%%

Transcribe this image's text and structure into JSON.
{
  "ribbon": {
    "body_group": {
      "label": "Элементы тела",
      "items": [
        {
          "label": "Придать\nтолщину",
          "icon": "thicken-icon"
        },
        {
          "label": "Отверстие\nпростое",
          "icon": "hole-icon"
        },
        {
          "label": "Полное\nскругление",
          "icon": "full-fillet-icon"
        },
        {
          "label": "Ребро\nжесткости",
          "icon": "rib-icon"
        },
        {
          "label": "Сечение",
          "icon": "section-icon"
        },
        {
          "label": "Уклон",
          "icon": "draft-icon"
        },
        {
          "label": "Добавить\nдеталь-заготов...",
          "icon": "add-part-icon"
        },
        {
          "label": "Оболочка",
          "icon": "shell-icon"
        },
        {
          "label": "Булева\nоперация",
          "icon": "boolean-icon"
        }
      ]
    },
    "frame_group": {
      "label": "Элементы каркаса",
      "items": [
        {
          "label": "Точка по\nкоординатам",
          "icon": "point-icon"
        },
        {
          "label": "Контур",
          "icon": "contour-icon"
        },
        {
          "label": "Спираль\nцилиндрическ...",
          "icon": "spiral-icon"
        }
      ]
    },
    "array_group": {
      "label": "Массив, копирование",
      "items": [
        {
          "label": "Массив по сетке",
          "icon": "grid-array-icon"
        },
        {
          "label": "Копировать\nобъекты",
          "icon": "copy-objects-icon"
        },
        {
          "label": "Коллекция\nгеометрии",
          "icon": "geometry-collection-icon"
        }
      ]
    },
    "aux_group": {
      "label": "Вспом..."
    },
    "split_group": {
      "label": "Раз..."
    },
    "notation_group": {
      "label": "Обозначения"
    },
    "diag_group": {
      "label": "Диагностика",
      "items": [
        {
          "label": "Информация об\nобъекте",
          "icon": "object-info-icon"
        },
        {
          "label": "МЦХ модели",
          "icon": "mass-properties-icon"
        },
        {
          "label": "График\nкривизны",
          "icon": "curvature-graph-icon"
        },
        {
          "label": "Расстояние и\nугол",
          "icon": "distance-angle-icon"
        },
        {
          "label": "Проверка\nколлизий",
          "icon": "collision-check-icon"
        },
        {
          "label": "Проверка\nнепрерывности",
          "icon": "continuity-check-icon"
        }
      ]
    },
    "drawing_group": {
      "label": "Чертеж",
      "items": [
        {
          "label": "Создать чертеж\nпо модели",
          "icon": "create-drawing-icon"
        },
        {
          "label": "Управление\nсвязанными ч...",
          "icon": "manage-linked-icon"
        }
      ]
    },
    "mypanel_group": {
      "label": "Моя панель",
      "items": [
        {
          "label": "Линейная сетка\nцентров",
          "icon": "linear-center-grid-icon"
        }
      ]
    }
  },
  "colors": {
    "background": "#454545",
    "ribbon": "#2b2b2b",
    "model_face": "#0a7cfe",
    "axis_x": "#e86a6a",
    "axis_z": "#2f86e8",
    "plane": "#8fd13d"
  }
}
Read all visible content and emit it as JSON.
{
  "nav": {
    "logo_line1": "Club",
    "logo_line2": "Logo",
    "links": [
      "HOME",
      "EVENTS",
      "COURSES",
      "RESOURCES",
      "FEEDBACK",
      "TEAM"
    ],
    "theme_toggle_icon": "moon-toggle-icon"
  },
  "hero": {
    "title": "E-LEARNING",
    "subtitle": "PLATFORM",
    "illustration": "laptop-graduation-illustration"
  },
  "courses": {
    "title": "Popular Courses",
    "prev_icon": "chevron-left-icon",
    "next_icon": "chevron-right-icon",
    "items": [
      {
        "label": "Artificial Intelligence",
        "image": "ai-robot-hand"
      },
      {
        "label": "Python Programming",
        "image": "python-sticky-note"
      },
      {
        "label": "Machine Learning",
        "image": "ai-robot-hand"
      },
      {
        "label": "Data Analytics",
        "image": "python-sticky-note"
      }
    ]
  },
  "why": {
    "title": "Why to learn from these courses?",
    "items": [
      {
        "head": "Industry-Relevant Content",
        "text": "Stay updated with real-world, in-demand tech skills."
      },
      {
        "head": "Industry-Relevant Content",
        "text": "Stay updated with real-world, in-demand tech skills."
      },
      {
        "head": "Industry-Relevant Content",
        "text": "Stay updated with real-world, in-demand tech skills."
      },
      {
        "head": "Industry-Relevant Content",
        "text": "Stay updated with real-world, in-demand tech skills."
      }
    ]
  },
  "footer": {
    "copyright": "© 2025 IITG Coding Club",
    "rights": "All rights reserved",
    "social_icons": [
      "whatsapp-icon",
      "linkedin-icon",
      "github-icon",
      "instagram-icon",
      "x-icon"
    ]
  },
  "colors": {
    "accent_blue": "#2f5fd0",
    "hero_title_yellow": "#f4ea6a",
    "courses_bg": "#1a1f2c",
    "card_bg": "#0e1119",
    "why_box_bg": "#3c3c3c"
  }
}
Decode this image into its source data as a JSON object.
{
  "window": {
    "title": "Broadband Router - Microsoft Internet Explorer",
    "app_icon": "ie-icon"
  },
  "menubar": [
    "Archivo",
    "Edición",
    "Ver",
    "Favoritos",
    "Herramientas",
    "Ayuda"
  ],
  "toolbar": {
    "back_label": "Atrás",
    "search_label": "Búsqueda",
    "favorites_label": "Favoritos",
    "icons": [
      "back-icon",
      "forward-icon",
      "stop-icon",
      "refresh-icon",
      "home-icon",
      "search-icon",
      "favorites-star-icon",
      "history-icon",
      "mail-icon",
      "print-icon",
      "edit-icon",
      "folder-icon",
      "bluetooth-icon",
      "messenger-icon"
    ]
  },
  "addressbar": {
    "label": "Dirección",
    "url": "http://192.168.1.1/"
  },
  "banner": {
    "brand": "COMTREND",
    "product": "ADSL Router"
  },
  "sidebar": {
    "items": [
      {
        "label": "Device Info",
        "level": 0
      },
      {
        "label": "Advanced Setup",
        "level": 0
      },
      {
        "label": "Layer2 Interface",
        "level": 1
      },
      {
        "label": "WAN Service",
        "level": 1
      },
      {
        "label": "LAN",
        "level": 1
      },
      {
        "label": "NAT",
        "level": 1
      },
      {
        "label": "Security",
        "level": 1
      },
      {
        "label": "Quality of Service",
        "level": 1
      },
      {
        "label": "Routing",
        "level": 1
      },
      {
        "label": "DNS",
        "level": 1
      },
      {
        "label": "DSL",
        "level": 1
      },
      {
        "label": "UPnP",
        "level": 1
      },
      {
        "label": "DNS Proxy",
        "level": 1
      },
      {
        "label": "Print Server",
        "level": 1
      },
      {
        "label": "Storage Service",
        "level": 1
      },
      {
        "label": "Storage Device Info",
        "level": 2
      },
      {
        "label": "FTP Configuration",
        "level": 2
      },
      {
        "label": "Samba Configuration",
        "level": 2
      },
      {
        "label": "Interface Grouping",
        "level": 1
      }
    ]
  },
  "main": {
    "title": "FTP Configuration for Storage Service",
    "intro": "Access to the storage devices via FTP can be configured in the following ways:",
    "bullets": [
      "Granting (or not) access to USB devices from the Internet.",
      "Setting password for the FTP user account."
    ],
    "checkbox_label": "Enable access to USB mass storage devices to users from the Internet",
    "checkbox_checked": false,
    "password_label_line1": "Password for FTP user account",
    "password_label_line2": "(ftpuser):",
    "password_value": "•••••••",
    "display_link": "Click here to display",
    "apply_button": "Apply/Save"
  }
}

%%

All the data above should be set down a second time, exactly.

*TASK OUTPUT*.
Transcribe this image's text and structure into JSON.
{
  "ribbon": {
    "body_group": {
      "label": "Элементы тела",
      "items": [
        {
          "label": "Придать\nтолщину",
          "icon": "thicken-icon"
        },
        {
          "label": "Отверстие\nпростое",
          "icon": "hole-icon"
        },
        {
          "label": "Полное\nскругление",
          "icon": "full-fillet-icon"
        },
        {
          "label": "Ребро\nжесткости",
          "icon": "rib-icon"
        },
        {
          "label": "Сечение",
          "icon": "section-icon"
        },
        {
          "label": "Уклон",
          "icon": "draft-icon"
        },
        {
          "label": "Добавить\nдеталь-заготов...",
          "icon": "add-part-icon"
        },
        {
          "label": "Оболочка",
          "icon": "shell-icon"
        },
        {
          "label": "Булева\nоперация",
          "icon": "boolean-icon"
        }
      ]
    },
    "frame_group": {
      "label": "Элементы каркаса",
      "items": [
        {
          "label": "Точка по\nкоординатам",
          "icon": "point-icon"
        },
        {
          "label": "Контур",
          "icon": "contour-icon"
        },
        {
          "label": "Спираль\nцилиндрическ...",
          "icon": "spiral-icon"
        }
      ]
    },
    "array_group": {
      "label": "Массив, копирование",
      "items": [
        {
          "label": "Массив по сетке",
          "icon": "grid-array-icon"
        },
        {
          "label": "Копировать\nобъекты",
          "icon": "copy-objects-icon"
        },
        {
          "label": "Коллекция\nгеометрии",
          "icon": "geometry-collection-icon"
        }
      ]
    },
    "aux_group": {
      "label": "Вспом..."
    },
    "split_group": {
      "label": "Раз..."
    },
    "notation_group": {
      "label": "Обозначения"
    },
    "diag_group": {
      "label": "Диагностика",
      "items": [
        {
          "label": "Информация об\nобъекте",
          "icon": "object-info-icon"
        },
        {
          "label": "МЦХ модели",
          "icon": "mass-properties-icon"
        },
        {
          "label": "График\nкривизны",
          "icon": "curvature-graph-icon"
        },
        {
          "label": "Расстояние и\nугол",
          "icon": "distance-angle-icon"
        },
        {
          "label": "Проверка\nколлизий",
          "icon": "collision-check-icon"
        },
        {
          "label": "Проверка\nнепрерывности",
          "icon": "continuity-check-icon"
        }
      ]
    },
    "drawing_group": {
      "label": "Чертеж",
      "items": [
        {
          "label": "Создать чертеж\nпо модели",
          "icon": "create-drawing-icon"
        },
        {
          "label": "Управление\nсвязанными ч...",
          "icon": "manage-linked-icon"
        }
      ]
    },
    "mypanel_group": {
      "label": "Моя панель",
      "items": [
        {
          "label": "Линейная сетка\nцентров",
          "icon": "linear-center-grid-icon"
        }
      ]
    }
  },
  "colors": {
    "background": "#454545",
    "ribbon": "#2b2b2b",
    "model_face": "#0a7cfe",
    "axis_x": "#e86a6a",
    "axis_z": "#2f86e8",
    "plane": "#8fd13d"
  }
}
Read all visible content and emit it as JSON.
{
  "nav": {
    "logo_line1": "Club",
    "logo_line2": "Logo",
    "links": [
      "HOME",
      "EVENTS",
      "COURSES",
      "RESOURCES",
      "FEEDBACK",
      "TEAM"
    ],
    "theme_toggle_icon": "moon-toggle-icon"
  },
  "hero": {
    "title": "E-LEARNING",
    "subtitle": "PLATFORM",
    "illustration": "laptop-graduation-illustration"
  },
  "courses": {
    "title": "Popular Courses",
    "prev_icon": "chevron-left-icon",
    "next_icon": "chevron-right-icon",
    "items": [
      {
        "label": "Artificial Intelligence",
        "image": "ai-robot-hand"
      },
      {
        "label": "Python Programming",
        "image": "python-sticky-note"
      },
      {
        "label": "Machine Learning",
        "image": "ai-robot-hand"
      },
      {
        "label": "Data Analytics",
        "image": "python-sticky-note"
      }
    ]
  },
  "why": {
    "title": "Why to learn from these courses?",
    "items": [
      {
        "head": "Industry-Relevant Content",
        "text": "Stay updated with real-world, in-demand tech skills."
      },
      {
        "head": "Industry-Relevant Content",
        "text": "Stay updated with real-world, in-demand tech skills."
      },
      {
        "head": "Industry-Relevant Content",
        "text": "Stay updated with real-world, in-demand tech skills."
      },
      {
        "head": "Industry-Relevant Content",
        "text": "Stay updated with real-world, in-demand tech skills."
      }
    ]
  },
  "footer": {
    "copyright": "© 2025 IITG Coding Club",
    "rights": "All rights reserved",
    "social_icons": [
      "whatsapp-icon",
      "linkedin-icon",
      "github-icon",
      "instagram-icon",
      "x-icon"
    ]
  },
  "colors": {
    "accent_blue": "#2f5fd0",
    "hero_title_yellow": "#f4ea6a",
    "courses_bg": "#1a1f2c",
    "card_bg": "#0e1119",
    "why_box_bg": "#3c3c3c"
  }
}
Decode this image into its source data as a JSON object.
{
  "window": {
    "title": "Broadband Router - Microsoft Internet Explorer",
    "app_icon": "ie-icon"
  },
  "menubar": [
    "Archivo",
    "Edición",
    "Ver",
    "Favoritos",
    "Herramientas",
    "Ayuda"
  ],
  "toolbar": {
    "back_label": "Atrás",
    "search_label": "Búsqueda",
    "favorites_label": "Favoritos",
    "icons": [
      "back-icon",
      "forward-icon",
      "stop-icon",
      "refresh-icon",
      "home-icon",
      "search-icon",
      "favorites-star-icon",
      "history-icon",
      "mail-icon",
      "print-icon",
      "edit-icon",
      "folder-icon",
      "bluetooth-icon",
      "messenger-icon"
    ]
  },
  "addressbar": {
    "label": "Dirección",
    "url": "http://192.168.1.1/"
  },
  "banner": {
    "brand": "COMTREND",
    "product": "ADSL Router"
  },
  "sidebar": {
    "items": [
      {
        "label": "Device Info",
        "level": 0
      },
      {
        "label": "Advanced Setup",
        "level": 0
      },
      {
        "label": "Layer2 Interface",
        "level": 1
      },
      {
        "label": "WAN Service",
        "level": 1
      },
      {
        "label": "LAN",
        "level": 1
      },
      {
        "label": "NAT",
        "level": 1
      },
      {
        "label": "Security",
        "level": 1
      },
      {
        "label": "Quality of Service",
        "level": 1
      },
      {
        "label": "Routing",
        "level": 1
      },
      {
        "label": "DNS",
        "level": 1
      },
      {
        "label": "DSL",
        "level": 1
      },
      {
        "label": "UPnP",
        "level": 1
      },
      {
        "label": "DNS Proxy",
        "level": 1
      },
      {
        "label": "Print Server",
        "level": 1
      },
      {
        "label": "Storage Service",
        "level": 1
      },
      {
        "label": "Storage Device Info",
        "level": 2
      },
      {
        "label": "FTP Configuration",
        "level": 2
      },
      {
        "label": "Samba Configuration",
        "level": 2
      },
      {
        "label": "Interface Grouping",
        "level": 1
      }
    ]
  },
  "main": {
    "title": "FTP Configuration for Storage Service",
    "intro": "Access to the storage devices via FTP can be configured in the following ways:",
    "bullets": [
      "Granting (or not) access to USB devices from the Internet.",
      "Setting password for the FTP user account."
    ],
    "checkbox_label": "Enable access to USB mass storage devices to users from the Internet",
    "checkbox_checked": false,
    "password_label_line1": "Password for FTP user account",
    "password_label_line2": "(ftpuser):",
    "password_value": "•••••••",
    "display_link": "Click here to display",
    "apply_button": "Apply/Save"
  }
}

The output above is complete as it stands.